Perhaps the largest gradients in the history of observations

Scientists have reported that the fragments of the hail that fell in 2018 may be the largest hailstones ever documented.

In 2018, a destructive supercell thunderstorm broke out over the town of Villa Carlos Paz in Argentina (such thunderstorms are considered the most powerful and dangerous). The riot of elements was accompanied by a strong hail that generously strewn the streets, forcing all pedestrians to hide in houses and under awnings.

From there, one of the videos was shot: during a hailfall, an incredibly large ice ball (from 11 seconds) loudly hits an asphalt. According to rough measurements, it reaches 23.7 centimeters in size, which makes it the largest hail particle in the history of meteorological observations.

However, since direct measurements were not carried out, and the scientists have only a video available, it is impossible to call this hail a champion with firm confidence.

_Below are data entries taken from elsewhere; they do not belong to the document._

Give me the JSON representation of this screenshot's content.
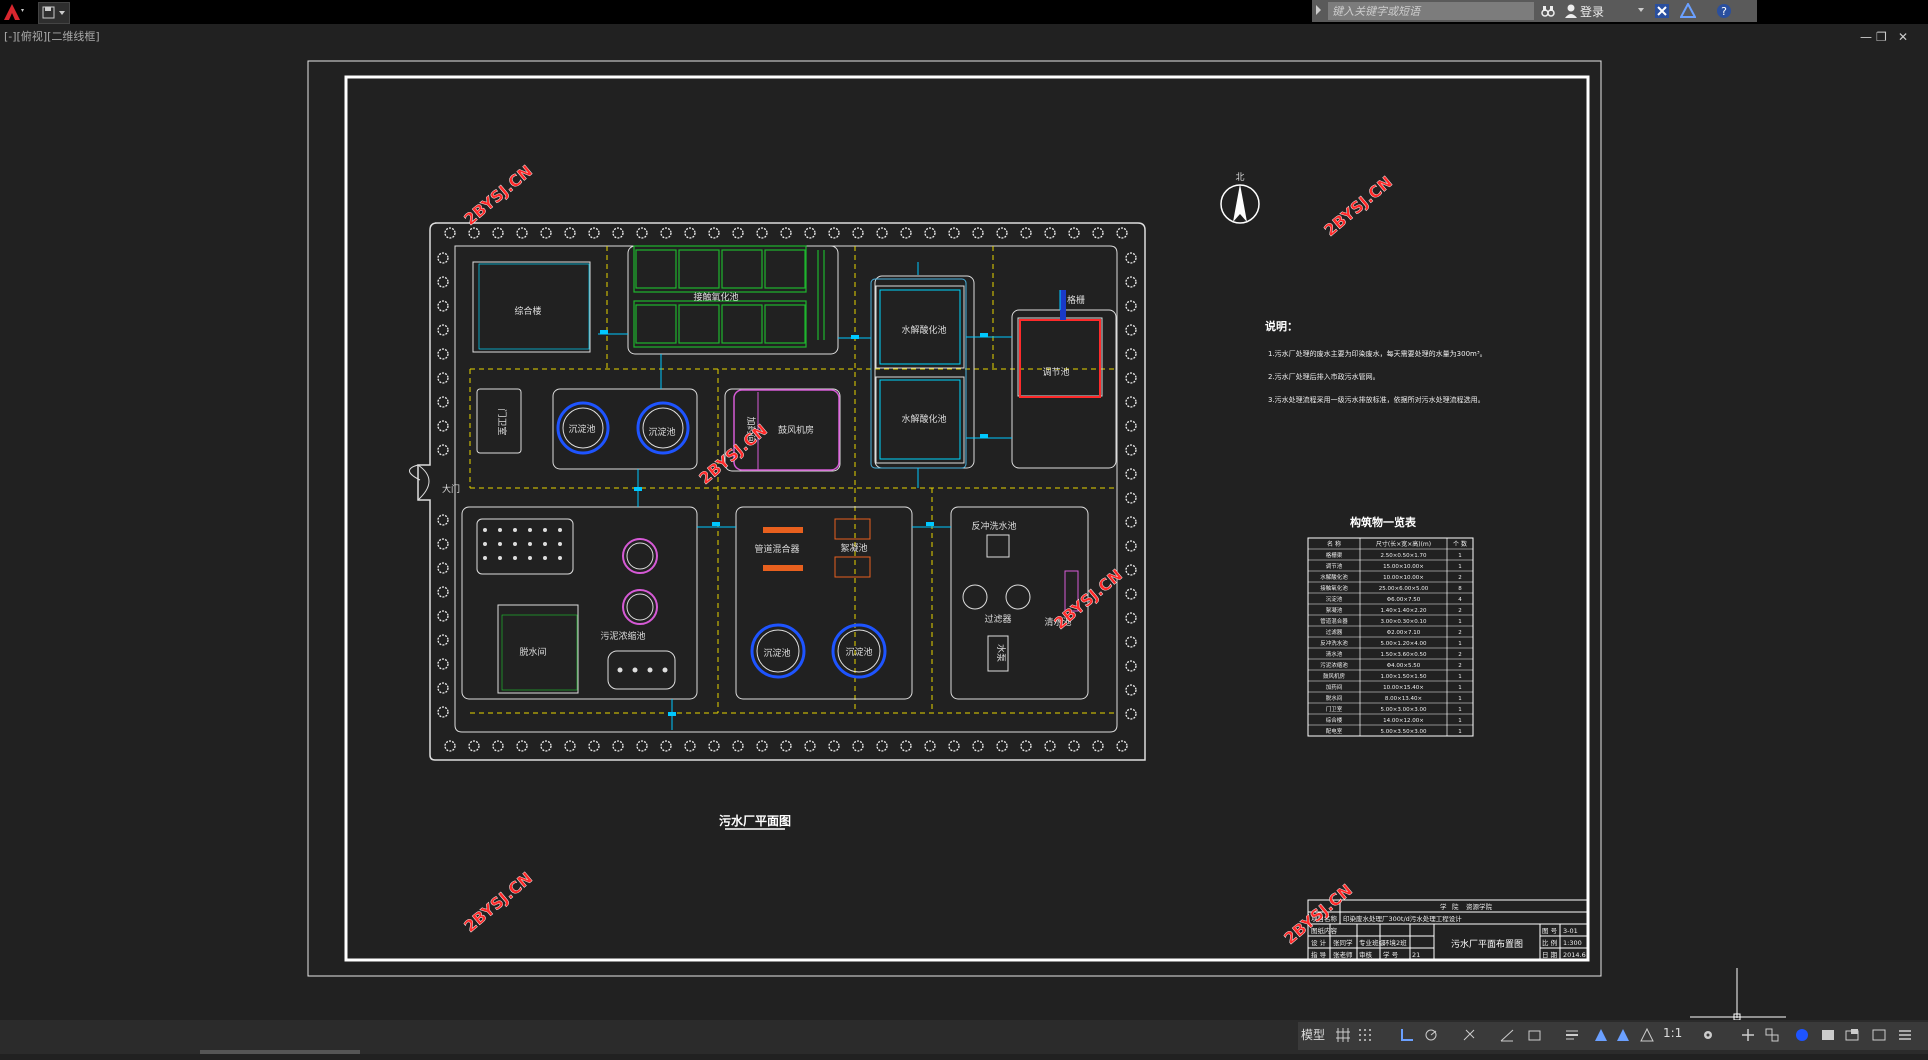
{
  "app": {
    "search_placeholder": "键入关键字或短语",
    "login_label": "登录",
    "view_label": "[-][俯视][二维线框]"
  },
  "drawing": {
    "buildings": {
      "zonghelou": "综合楼",
      "jiechuyanghua": "接触氧化池",
      "shuijie1": "水解酸化池",
      "shuijie2": "水解酸化池",
      "tiaojie": "调节池",
      "geshan": "格栅",
      "menwei": "门卫室",
      "chendian1": "沉淀池",
      "chendian2": "沉淀池",
      "gufengjifang": "鼓风机房",
      "jiayao": "加药间",
      "damen": "大门",
      "tuoshuijian": "脱水间",
      "wuninongsuo": "污泥浓缩池",
      "guandaohunhe": "管道混合器",
      "xuningchi": "絮凝池",
      "chendian3": "沉淀池",
      "chendian4": "沉淀池",
      "fanchongxi": "反冲洗水池",
      "guolvqi": "过滤器",
      "shuibeng": "水泵",
      "qingshui": "清水池"
    },
    "drawing_title": "污水厂平面图",
    "north_label": "北",
    "notes": {
      "heading": "说明：",
      "items": [
        "1.污水厂处理的废水主要为印染废水，每天需要处理的水量为300m³。",
        "2.污水厂处理后排入市政污水管网。",
        "3.污水处理流程采用一级污水排放标准，依据所对污水处理流程选用。"
      ]
    },
    "table": {
      "title": "构筑物一览表",
      "headers": [
        "名 称",
        "尺寸(长×宽×高)(m)",
        "个 数"
      ],
      "rows": [
        [
          "格栅渠",
          "2.50×0.50×1.70",
          "1"
        ],
        [
          "调节池",
          "15.00×10.00×",
          "1"
        ],
        [
          "水解酸化池",
          "10.00×10.00×",
          "2"
        ],
        [
          "接触氧化池",
          "25.00×6.00×5.00",
          "8"
        ],
        [
          "沉淀池",
          "Φ6.00×7.50",
          "4"
        ],
        [
          "絮凝池",
          "1.40×1.40×2.20",
          "2"
        ],
        [
          "管道混合器",
          "3.00×0.30×0.10",
          "1"
        ],
        [
          "过滤器",
          "Φ2.00×7.10",
          "2"
        ],
        [
          "反冲洗水池",
          "5.00×1.20×4.00",
          "1"
        ],
        [
          "清水池",
          "1.50×3.60×0.50",
          "2"
        ],
        [
          "污泥浓缩池",
          "Φ4.00×5.50",
          "2"
        ],
        [
          "鼓风机房",
          "1.00×1.50×1.50",
          "1"
        ],
        [
          "加药间",
          "10.00×15.40×",
          "1"
        ],
        [
          "脱水间",
          "8.00×13.40×",
          "1"
        ],
        [
          "门卫室",
          "5.00×3.00×3.00",
          "1"
        ],
        [
          "综合楼",
          "14.00×12.00×",
          "1"
        ],
        [
          "配电室",
          "5.00×3.50×3.00",
          "1"
        ]
      ]
    },
    "titleblock": {
      "row1": [
        "学",
        "院",
        "资源学院"
      ],
      "project_label": "项目名称",
      "project_value": "印染废水处理厂300t/d污水处理工程设计",
      "content_label": "图纸内容",
      "designer_label": "设 计",
      "designer": "张同学",
      "major_label": "专业班级",
      "major": "环境2班",
      "drawing_no_label": "图 号",
      "drawing_no": "3-01",
      "teacher_label": "指 导",
      "teacher": "张老师",
      "checker_label": "审核",
      "scale_label": "比 例",
      "scale": "1:300",
      "stu_no_label": "学 号",
      "stu_no": "21",
      "date_label": "日 期",
      "date": "2014.6",
      "sheet_title": "污水厂平面布置图"
    },
    "watermark": "2BYSJ.CN"
  },
  "statusbar": {
    "model_label": "模型",
    "scale_label": "1:1"
  }
}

But Victoria Druett measured and captured another large hail during the same ill-fated thunderstorm: her sample is 18 centimeters.

Although it’s interesting to look at impressive ice shells from the side, such a hail is, of course, extremely dangerous, especially considering the tendency to increase its size.

“The hail can cause significant damage to property and agriculture, as well as cause injury or even death,” the researchers write in their article.

Scientists have proposed to officially classify gradients larger than 15 centimeters as “gigantic” (English “gargantuan” on behalf of the main character of the satirical novel Francois Rabelais, giant Gargantua). By this they hope to emphasize the destructive potential of such precipitation.

Victoria Druetta

“Anything larger than a quarter (2.4 cm – approx. Ed.) Can leave a dent in your car, and 15-centimeter gradients sometimes pierced the roofs of houses. We would like to secure the lives and property of people and learn to predict such events, ”- Meteorologist Matthew Kumjan, University of Pennsylvania in the USA.

Hail is formed in supercooled clouds when moisture drops freeze and increase in size after other drops adhere and freeze. For the appearance of large hailstones, ascending streams are required that are strong enough to hold the “nuclei” of hailstones inside the cloud for some time before precipitation falls to the ground. “Spikes” gradients in the photo appear just due to overgrown new supercooled drops of moisture.

Such ascending streams, which increase with increasing height, are facilitated by warm and humid conditions, and the radar information obtained as a result of a study by scientists has proved that large gradients during a thunderstorm in 2018 fell near the place where the main ascending air stream passed.

With the predicted increase in thunderstorms in the future, understanding the dynamics of where such precipitation may occur can be critical. Meteorologists predict a likely increase in hail particle sizes, which will increase as global temperature rises.

Pennsylvania meteorologist Rachel Gutierrez noted that volunteers can help scientists better understand the risks of such precipitation by reporting and providing accurate records of giant hailstones, including the time and place of their fall, as well as their weight.

Subscribe
Notify of
guest
0 Comments
Inline Feedbacks
View all comments
0
Would love your thoughts, please comment.x
()
x